We must stop wasting time and move forward,
we have to let go of “what has been” before.
Where exactly do we pick up our life?

We have to stop hiding, we must not be afraid,
even though every change is quite over-whelming.
Where exactly do we pick up our life?

We have to take steps and venture into unfamiliar,
we must change old goals and think of something new.
Where exactly do we pick up our life?

We start with today and embrace our gift of life,
realistic planning can help to readjust our dreams.
Where exactly do we pick up our life?

We must consider today as the first day of life,
letting go of what once was but can also never be.
That is exactly what we do to pick up our life!

By: Debbie Wilson, 10-16-97

Brain Injury Poem 5: Loss

Hello, please allow me to introduce myself, my name is…Loss. I travel throughout the universe with a very specific job description. I have several friends that either travel with me or on their own. Their names are Pain, Suffering, Grief, Disappointment, Unfairness and Depression. I wanted all of you to understand the role that we play.

We are all a part of what is known as…the cycle of life. We do not select our visited because they, are more deserving of heart-ache than others. Our job is not to punish, it is just to carry out what is to be.

You have not been singled out to be hurt or punished, even though I know you may have thought so at times. Instead loss is a matter of placement, timing, chance and influence.

You see we all start visiting you when you are first born. The first time you experience me is when you are taken from the womb of your mother. I am the one that visited you when you lost…your first front tooth. I was also there when you lost…your first race. I was the one that visited you each time you…had your heart broken. You see I have been a part of your life…since the minute you were born.

Sometimes my damage was easier to recover from than other times. I noticed when it was difficult for you…but I could not intervene. I knew that I not only had a job to do, but you were in the middle of the molding process. You are the person that you are today because I visited you. Some of you have handled me easier than others, but all of you have grown and changed as a result of my visits.

There are so many people out there who have been touched by your experiences and your loss. Your influence was far more reaching than just to yourself or your immediate family. There have been lives changed that you will never even know about, as a result of my visits to you. It was not just you that needed molding but others as well. I just wanted to take the time to thank-you for helping me to mold the universe, through your loss.
Sincerely,
Loss

by: Debbie Wilson, 5-6-96

Brain Injury Poem 6: TBI Parent of a Teenager

Finally this stressful week has come to an end,
my broken heart can now have a chance to mend.
Would it help if for a day or maybe possibly two,
you could temporarily be me, and I could be you?
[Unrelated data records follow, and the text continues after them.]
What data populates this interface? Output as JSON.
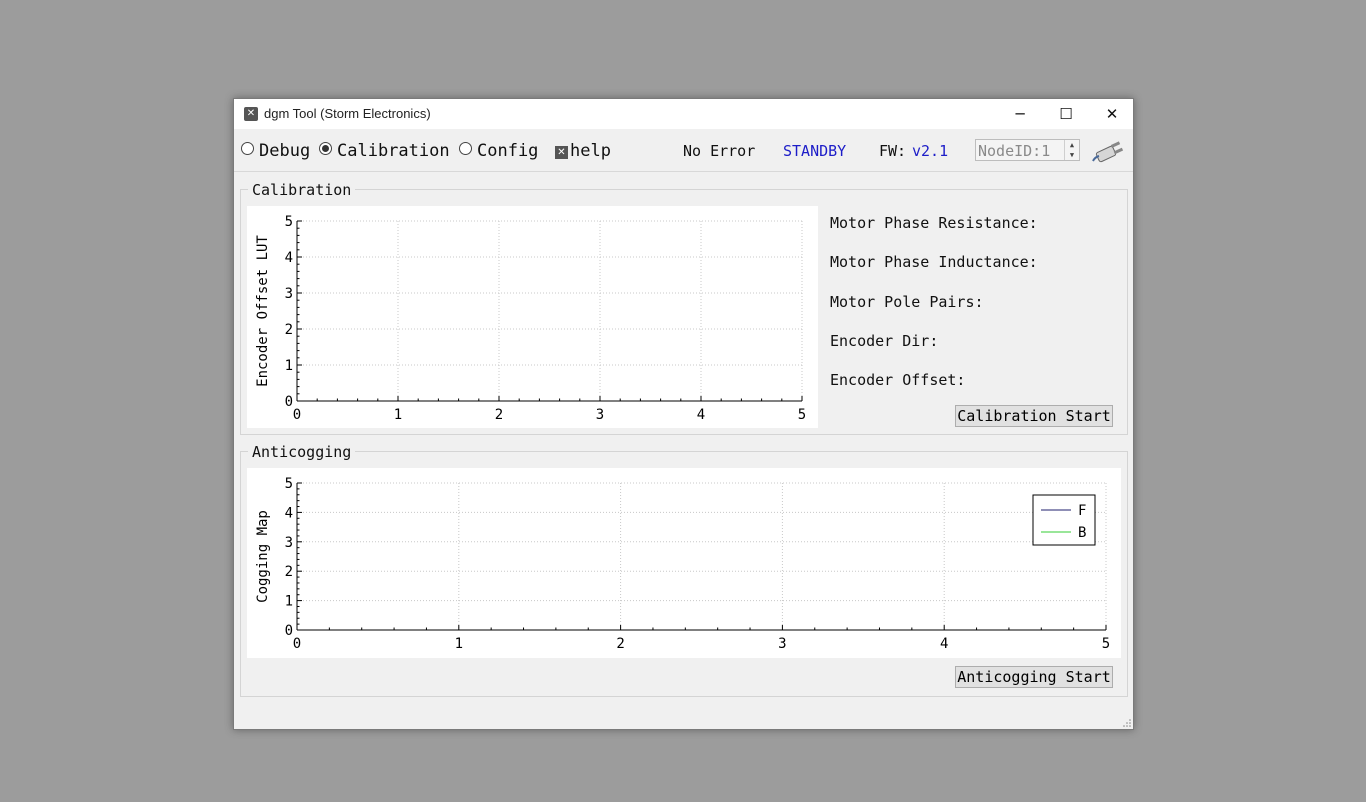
{
  "window": {
    "title": "dgm Tool (Storm Electronics)",
    "icon": "tool-icon",
    "controls": {
      "minimize": "─",
      "maximize": "☐",
      "close": "✕"
    }
  },
  "toolbar": {
    "modes": [
      {
        "label": "Debug",
        "selected": false
      },
      {
        "label": "Calibration",
        "selected": true
      },
      {
        "label": "Config",
        "selected": false
      }
    ],
    "help": {
      "label": "help",
      "checked": true
    },
    "status": "No Error",
    "state": "STANDBY",
    "fw_label": "FW:",
    "fw_version": "v2.1",
    "node_id": "NodeID:1",
    "connect_icon": "plug-icon",
    "state_color": "#1d1dc8"
  },
  "calibration": {
    "title": "Calibration",
    "info": [
      "Motor Phase Resistance:",
      "Motor Phase Inductance:",
      "Motor Pole Pairs:",
      "Encoder Dir:",
      "Encoder Offset:"
    ],
    "start_label": "Calibration Start"
  },
  "anticogging": {
    "title": "Anticogging",
    "start_label": "Anticogging Start"
  },
  "chart_data": [
    {
      "type": "line",
      "ylabel": "Encoder Offset LUT",
      "xlabel": "",
      "xlim": [
        0,
        5
      ],
      "ylim": [
        0,
        5
      ],
      "x_ticks": [
        "0",
        "1",
        "2",
        "3",
        "4",
        "5"
      ],
      "y_ticks": [
        "0",
        "1",
        "2",
        "3",
        "4",
        "5"
      ],
      "grid": true,
      "series": []
    },
    {
      "type": "line",
      "ylabel": "Cogging Map",
      "xlabel": "",
      "xlim": [
        0,
        5
      ],
      "ylim": [
        0,
        5
      ],
      "x_ticks": [
        "0",
        "1",
        "2",
        "3",
        "4",
        "5"
      ],
      "y_ticks": [
        "0",
        "1",
        "2",
        "3",
        "4",
        "5"
      ],
      "grid": true,
      "legend_position": "top-right",
      "series": [
        {
          "name": "F",
          "color": "#1f1f6e",
          "values": []
        },
        {
          "name": "B",
          "color": "#33cc33",
          "values": []
        }
      ]
    }
  ]
}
You are my daughter, and only now sixteen,
trying so hard to control me by treating me mean.
I know my injury has been a hardship for you,
but blaming me, doesn’t make up for all that you do.

For years you have blamed me for your every mistake,
I have accepted this burden and assumed it my fate.
Your behavior has worsened and stretched me to thin,
If I had no injury, what would your excuse be then?
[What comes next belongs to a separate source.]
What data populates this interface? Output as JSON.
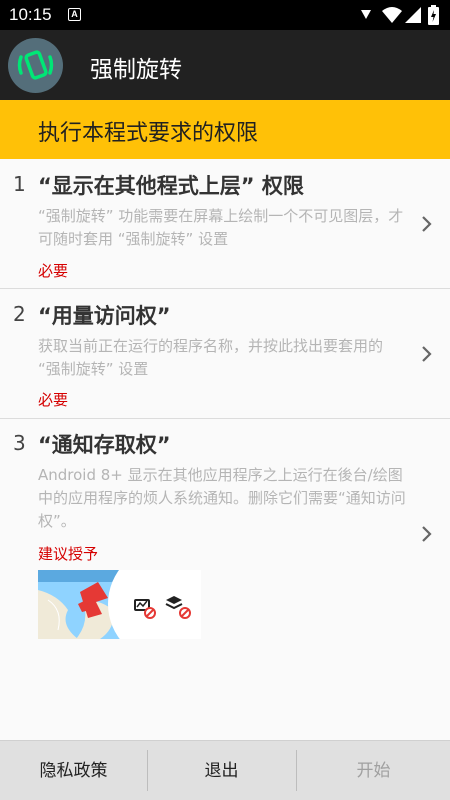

I will no longer allow your constant lack of respect,
all of my giving has finally made me stop and reflect.
You can no longer use me as an excuse for bad behavior,
I now realize that tolerating this has done you no favor.

Life has been more difficult than any of us could know,
all of my efforts proving fruitless in the actions you show.
Truancy and lying, relentlessly disobeying all of my rules,
has left me no choice but to reach out for other tougher tools.

For years I have tried my hardest to make a positive difference,
being met with rebellion and resistance that makes no sense.
Years of counseling have seemingly changed nothing for you,
now I must face the fate of what juvenile court may decide to do.

I wish you the strength to take on the responsibility of what you do,
hoping that by facing the consequences there will be a future for you.
Without my lack of memory to use as a sword as you have thus far,
my prayer is that you will be motivated to reach for your special star!
Love,
Mom, Debbie Wilson, 11-30-97
NEXT: Mild Brain Injury Sue.

by Attorney Gordon Johnson